The 2018 Toronto – Tsinghua AI Squared Forum attracted researchers, entrepreneurs, innovators, and students to Canada’s largest city to “discuss opportunities for research collaboration and partnerships in areas of artificial intelligence.”
Organized by the North America Federation of Tsinghua Alumni Associations and Tsinghua Alumni Association of Southern Ontario Canada with the assistance of the Association of Chinese Senior IT Professionals and Synced, the event ran May 5 at University of Toronto’s Bahen Center. It was the first such collaboration between the two universities. Speakers also included professors from MIT, Western Ontario, and the University of Waterloo.
Hongqiang Zhao, CFO of Chinese fintech company and event sponsor 100 Credit, addressed AI & Big Data Applications in Financial Services” in his morning keynote speech. Zhao told Synced, “Toronto is a well-known AI research hub. We are looking for technical, talent, and programme exchanges between Toronto and Beijing. As US trading and immigration policies tighten, we want to seek opportunities here. China has a lot of application scenarios for AI technologies and these need to be backed up by Canada’s research capabilities.”
Tsinghua University Professor Minlie Huang opened the morning technical session with an overview of conversational AI and challenges facing chatbots in terms of emotion, personality, and common sense. Elaborating on his AAAI 2018 paper Emotional Chatting Machine: Emotional Conversation Generation with Internal and External Memory, Huang said challenges facing bots today include coming up with many possible responses to a single question, real-world understanding, and awareness of situations and moods.

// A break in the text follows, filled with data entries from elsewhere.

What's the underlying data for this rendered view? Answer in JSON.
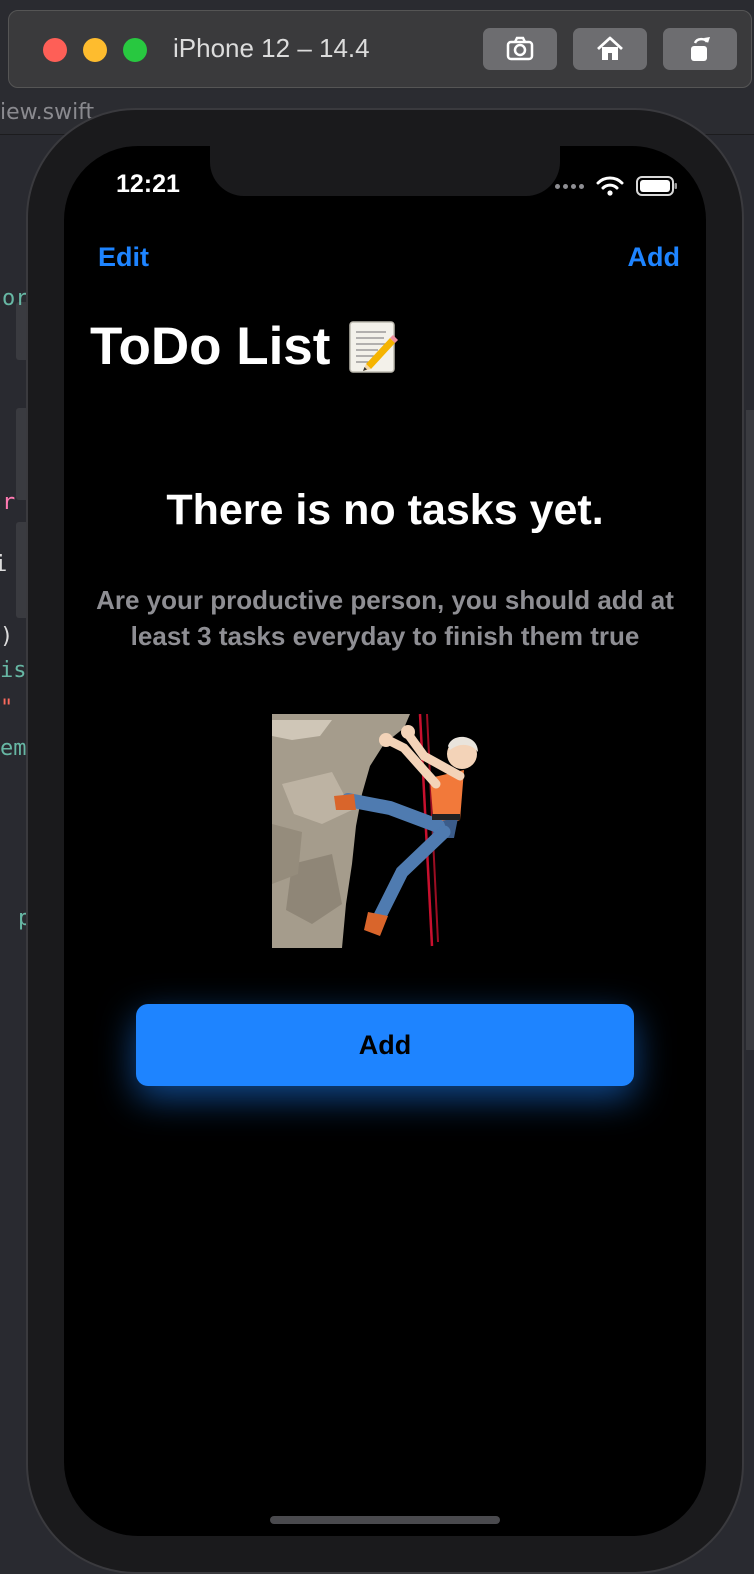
{
  "window": {
    "title": "iPhone 12 – 14.4"
  },
  "editor": {
    "breadcrumb": "iew.swift",
    "fragments": [
      "or",
      "r",
      "i",
      ")",
      "is",
      "\"",
      "ems",
      "p"
    ]
  },
  "status_bar": {
    "time": "12:21"
  },
  "nav": {
    "left_label": "Edit",
    "right_label": "Add"
  },
  "title": "ToDo List",
  "empty_state": {
    "heading": "There is no tasks yet.",
    "description": "Are your productive person, you should add at least 3 tasks everyday to finish them true",
    "button_label": "Add"
  },
  "colors": {
    "accent": "#1e84ff",
    "background": "#000000",
    "secondary_text": "#8e8e93"
  },
  "icons": [
    "screenshot-icon",
    "home-icon",
    "rotate-icon",
    "wifi-icon",
    "battery-icon",
    "memo-icon",
    "climber-illustration"
  ]
}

Building on the topic of conversational AI, University of Toronto Professor Yang Xu briefed the audience on The Fluidity of Word Meaning: a Challenge for NLP. Yang’s recent research deals with shifting semantic meanings through time, wherein the evolution from initial word meaning to yet-to-emerge usages is turned into a computation problem that can help advance natural language understanding.
Among the afternoon’s multi-track sessions were presentations from Canadian legal tech startups Blue J Legal and ROSS Intelligence. Blue J’s Anthony Niblett explained how his company is using machine learning to predict legal outcomes, while Jimoh Ovbiagele spoke on how natural language processing is changing legal searches and providing easy and low-cost public access to legal documents. Both companies emerged from the IBM Watson 2014 Challenge at the University of Toronto.

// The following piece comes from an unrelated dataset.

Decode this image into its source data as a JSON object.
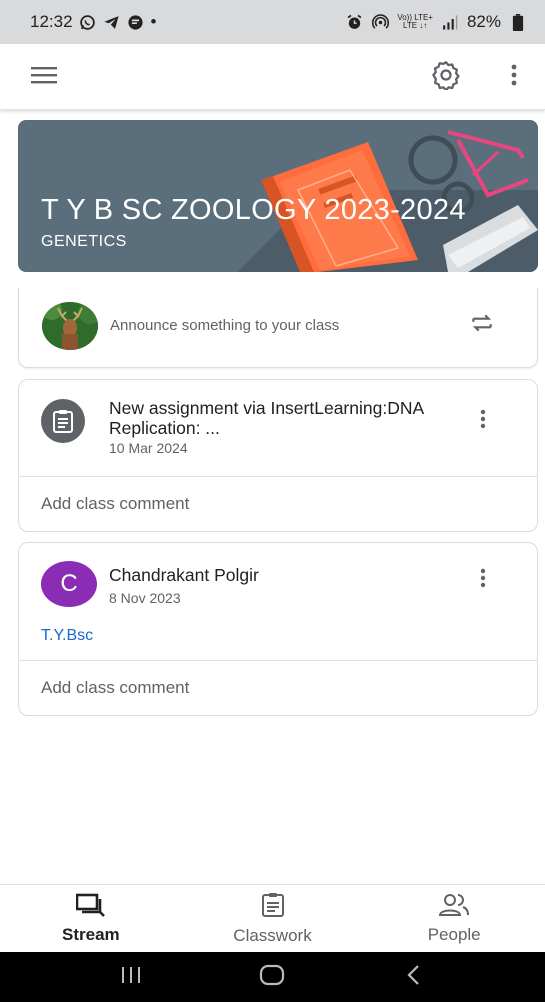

Highlights from the technical sessions included MIT Professor and Co-founder of Beijing-based DeePhi Tech Song Han, who spoke on Bandwidth-Efficient Deep Learning. Song’s work focuses on energy-efficient deep learning that optimizes computer architecture. He has previously proposed Deep Compression, which aims to compress neural nets by an order of magnitude without losing the prediction accuracy. During his undergraduate study Song was an exchange student at the University of Toronto.
The afternoon session closed with Nicholas Frosst from Google Brain speaking on Geoffrey Hinton’s work with Capsules, which is the UofT professor’s most recent deep learning research direction.
The event attracted 300 attendees interested in deep learning and AI. Since the founding of the AI-focused Vector Institute in 2017, the University of Toronto has garnered international attention. The visit from Tsinghua University, a member of China’s elite “C9 League” of higher learning institutions, will further Canada-China exchanges in AI.
Journalist: Meghan Han | Editor: Michael Sarazen